Eric Prescott Kay was arrested in Fort Worth, Texas, and made his first appearance Friday in federal court, according to Erin Nealy Cox, the U.S. Attorney for the Northern District of Texas. Kay was communications director for the Angels.

Skaggs was found dead in his hotel room in the Dallas area July 1, 2019, before the start of what was supposed to be a four-game series against the Texas Rangers. The first game was postponed before the teams played the final three games.

Skaggs died after choking on his vomit with a toxic mix of alcohol and the powerful painkillers fentanyl and oxycodone in his system, a coroner’s report said. Prosecutors accused Kay of providing the fentanyl to Skaggs and others, who were not named.

“Tyler Skaggs’s overdose – coming, as it did, in the midst of an ascendant baseball career – should be a wake-up call: No one is immune from this deadly drug, whether sold as a powder or hidden inside an innocuous-looking tablet,” Nealy Cox said.

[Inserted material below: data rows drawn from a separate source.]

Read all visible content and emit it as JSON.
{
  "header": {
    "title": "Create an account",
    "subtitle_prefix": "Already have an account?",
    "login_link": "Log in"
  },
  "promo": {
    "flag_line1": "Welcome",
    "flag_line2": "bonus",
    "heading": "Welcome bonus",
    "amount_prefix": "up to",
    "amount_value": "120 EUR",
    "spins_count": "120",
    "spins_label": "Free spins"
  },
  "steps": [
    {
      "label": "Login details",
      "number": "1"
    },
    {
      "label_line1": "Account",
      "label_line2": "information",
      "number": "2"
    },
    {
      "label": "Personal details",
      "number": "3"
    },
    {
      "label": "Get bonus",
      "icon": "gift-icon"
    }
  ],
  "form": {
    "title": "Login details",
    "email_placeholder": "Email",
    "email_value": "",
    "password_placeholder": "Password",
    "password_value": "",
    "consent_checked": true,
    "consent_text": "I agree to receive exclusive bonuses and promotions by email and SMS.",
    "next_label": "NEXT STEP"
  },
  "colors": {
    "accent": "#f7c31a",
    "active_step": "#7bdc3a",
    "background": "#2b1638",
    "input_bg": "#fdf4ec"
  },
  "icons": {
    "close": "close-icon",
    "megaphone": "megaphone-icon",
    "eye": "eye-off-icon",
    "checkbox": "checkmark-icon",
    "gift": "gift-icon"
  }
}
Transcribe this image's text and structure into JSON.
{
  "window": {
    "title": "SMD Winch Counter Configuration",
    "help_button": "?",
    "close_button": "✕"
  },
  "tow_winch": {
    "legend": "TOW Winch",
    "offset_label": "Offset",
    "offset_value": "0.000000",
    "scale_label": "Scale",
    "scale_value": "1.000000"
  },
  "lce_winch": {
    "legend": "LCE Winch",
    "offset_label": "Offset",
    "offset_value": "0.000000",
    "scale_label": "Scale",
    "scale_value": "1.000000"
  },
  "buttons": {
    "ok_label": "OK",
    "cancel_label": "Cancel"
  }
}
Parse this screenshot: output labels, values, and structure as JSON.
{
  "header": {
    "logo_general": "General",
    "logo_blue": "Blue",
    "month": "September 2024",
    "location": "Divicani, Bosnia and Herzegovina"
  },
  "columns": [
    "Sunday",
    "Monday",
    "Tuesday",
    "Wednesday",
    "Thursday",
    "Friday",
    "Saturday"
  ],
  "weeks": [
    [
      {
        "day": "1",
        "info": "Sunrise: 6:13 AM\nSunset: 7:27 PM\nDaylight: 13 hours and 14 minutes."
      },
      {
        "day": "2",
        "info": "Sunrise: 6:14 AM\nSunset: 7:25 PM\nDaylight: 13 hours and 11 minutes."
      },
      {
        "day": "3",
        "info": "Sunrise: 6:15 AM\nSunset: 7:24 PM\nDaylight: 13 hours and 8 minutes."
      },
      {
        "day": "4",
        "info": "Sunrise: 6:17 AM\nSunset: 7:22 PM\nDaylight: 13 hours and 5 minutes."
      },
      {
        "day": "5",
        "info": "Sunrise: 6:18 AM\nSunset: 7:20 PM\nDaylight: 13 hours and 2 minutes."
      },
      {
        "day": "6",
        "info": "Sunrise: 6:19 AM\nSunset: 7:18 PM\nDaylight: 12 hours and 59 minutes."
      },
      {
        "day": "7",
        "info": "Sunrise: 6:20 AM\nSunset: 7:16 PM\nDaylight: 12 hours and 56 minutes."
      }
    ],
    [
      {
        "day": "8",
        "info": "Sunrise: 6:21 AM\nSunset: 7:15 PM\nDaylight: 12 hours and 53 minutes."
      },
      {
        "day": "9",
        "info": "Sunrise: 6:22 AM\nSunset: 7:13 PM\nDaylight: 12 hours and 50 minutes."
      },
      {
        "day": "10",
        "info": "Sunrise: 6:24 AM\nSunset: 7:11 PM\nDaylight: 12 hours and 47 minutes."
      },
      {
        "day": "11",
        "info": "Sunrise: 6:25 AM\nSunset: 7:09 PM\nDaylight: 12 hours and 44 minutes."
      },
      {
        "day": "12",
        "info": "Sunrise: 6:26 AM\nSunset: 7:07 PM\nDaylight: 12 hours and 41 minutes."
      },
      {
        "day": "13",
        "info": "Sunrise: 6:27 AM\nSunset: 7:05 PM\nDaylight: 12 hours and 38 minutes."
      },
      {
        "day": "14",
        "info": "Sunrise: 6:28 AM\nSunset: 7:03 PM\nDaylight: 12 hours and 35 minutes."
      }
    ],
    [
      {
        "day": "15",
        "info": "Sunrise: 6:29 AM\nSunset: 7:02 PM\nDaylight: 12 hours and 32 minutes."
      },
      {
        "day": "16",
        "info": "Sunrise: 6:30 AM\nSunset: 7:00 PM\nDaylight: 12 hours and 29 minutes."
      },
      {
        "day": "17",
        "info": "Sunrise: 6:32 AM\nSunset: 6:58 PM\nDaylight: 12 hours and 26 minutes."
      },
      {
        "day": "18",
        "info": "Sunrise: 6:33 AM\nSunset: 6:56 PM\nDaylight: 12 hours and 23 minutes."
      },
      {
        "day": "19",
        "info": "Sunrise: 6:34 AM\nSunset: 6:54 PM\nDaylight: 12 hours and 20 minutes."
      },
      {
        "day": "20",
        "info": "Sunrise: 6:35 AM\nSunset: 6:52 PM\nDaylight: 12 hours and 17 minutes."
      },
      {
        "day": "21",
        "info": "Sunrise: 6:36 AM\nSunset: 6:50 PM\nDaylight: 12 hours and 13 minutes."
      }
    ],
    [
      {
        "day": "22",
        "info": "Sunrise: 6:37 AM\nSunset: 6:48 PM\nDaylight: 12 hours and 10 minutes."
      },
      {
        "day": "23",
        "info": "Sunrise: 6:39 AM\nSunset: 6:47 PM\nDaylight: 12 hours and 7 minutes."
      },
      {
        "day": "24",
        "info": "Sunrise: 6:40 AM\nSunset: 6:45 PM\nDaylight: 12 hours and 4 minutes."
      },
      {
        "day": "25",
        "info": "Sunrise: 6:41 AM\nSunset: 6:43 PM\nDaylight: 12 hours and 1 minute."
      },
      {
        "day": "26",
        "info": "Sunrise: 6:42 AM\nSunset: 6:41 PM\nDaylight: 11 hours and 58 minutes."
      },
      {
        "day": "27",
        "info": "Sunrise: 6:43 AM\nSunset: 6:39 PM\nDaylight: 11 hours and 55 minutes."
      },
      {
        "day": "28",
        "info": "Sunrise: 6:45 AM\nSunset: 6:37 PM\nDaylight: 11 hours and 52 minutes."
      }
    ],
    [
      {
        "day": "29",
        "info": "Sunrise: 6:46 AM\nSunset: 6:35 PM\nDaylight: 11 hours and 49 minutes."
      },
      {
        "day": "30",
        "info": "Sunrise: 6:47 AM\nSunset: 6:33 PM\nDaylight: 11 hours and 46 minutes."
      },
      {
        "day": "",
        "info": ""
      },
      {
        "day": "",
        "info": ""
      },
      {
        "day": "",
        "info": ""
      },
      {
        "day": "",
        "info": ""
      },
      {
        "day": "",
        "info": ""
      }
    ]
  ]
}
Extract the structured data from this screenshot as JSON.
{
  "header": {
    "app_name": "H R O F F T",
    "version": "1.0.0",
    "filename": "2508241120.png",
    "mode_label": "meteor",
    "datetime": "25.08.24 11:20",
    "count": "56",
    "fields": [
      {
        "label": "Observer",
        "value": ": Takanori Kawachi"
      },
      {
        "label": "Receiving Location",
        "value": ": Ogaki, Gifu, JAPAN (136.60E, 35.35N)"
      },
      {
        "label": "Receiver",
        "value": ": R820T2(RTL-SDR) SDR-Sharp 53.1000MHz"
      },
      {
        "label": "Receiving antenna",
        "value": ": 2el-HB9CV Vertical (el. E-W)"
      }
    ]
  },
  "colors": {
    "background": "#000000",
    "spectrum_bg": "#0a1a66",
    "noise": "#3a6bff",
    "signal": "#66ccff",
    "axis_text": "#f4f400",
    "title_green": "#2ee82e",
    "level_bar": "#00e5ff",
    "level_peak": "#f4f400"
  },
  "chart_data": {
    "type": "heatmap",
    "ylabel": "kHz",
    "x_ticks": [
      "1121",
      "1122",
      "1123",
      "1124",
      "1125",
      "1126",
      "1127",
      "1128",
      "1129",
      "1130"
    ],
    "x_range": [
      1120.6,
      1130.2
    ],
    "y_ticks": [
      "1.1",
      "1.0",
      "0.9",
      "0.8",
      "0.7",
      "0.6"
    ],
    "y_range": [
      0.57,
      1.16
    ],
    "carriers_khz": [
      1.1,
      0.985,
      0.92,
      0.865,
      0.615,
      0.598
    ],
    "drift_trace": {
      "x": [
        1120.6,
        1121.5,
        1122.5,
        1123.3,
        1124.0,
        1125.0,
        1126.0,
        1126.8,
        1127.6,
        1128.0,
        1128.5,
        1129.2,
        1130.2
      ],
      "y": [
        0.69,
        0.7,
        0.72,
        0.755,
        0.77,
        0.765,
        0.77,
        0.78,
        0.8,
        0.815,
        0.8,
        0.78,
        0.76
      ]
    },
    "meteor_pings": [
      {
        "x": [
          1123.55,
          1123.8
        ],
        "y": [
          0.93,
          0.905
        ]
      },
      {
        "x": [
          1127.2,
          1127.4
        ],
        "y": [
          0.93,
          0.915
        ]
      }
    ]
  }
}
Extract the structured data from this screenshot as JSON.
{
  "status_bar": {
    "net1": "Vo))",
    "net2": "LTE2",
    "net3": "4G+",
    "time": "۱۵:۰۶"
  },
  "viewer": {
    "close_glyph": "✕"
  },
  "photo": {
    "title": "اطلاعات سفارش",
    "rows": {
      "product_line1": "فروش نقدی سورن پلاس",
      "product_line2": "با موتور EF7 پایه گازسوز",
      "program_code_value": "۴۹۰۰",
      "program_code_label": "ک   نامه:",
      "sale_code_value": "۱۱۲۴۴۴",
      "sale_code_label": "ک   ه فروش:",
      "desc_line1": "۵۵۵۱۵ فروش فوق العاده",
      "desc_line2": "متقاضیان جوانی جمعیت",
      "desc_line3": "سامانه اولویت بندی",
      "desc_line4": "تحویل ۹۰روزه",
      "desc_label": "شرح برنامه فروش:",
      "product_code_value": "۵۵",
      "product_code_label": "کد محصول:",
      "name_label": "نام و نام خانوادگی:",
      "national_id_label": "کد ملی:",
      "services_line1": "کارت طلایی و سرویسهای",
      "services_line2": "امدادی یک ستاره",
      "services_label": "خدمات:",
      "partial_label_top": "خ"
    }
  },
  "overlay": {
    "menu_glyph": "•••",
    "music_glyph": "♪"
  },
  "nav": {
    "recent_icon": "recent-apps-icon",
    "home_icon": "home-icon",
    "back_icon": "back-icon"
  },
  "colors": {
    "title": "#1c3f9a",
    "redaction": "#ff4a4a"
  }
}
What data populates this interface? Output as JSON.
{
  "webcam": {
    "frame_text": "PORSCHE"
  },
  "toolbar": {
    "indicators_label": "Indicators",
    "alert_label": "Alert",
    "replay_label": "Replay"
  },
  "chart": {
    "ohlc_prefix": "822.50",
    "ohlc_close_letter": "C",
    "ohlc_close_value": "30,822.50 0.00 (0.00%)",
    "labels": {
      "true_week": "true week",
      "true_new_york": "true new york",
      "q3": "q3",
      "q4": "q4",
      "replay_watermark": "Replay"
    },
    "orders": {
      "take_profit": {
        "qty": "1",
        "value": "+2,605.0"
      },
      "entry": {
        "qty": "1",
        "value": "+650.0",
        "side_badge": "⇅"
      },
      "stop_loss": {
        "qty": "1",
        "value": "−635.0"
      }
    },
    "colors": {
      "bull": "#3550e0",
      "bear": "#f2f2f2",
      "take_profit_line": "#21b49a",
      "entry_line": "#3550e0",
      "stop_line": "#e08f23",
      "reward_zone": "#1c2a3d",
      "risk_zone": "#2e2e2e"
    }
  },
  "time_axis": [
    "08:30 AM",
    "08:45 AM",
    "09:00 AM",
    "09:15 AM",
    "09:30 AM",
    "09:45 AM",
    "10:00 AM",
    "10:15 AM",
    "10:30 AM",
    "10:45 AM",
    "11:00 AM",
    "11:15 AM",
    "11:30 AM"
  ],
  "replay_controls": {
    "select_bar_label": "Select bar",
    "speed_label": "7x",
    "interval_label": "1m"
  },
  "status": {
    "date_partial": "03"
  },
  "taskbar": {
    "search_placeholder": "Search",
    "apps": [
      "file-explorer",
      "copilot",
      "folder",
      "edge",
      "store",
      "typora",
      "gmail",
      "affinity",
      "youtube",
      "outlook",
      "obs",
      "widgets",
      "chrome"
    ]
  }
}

If convicted, Kay faces up to 20 years in prison. Federal court records do not list an attorney representing him, and an attorney who previously spoke on his behalf did not immediately return a message seeking comment.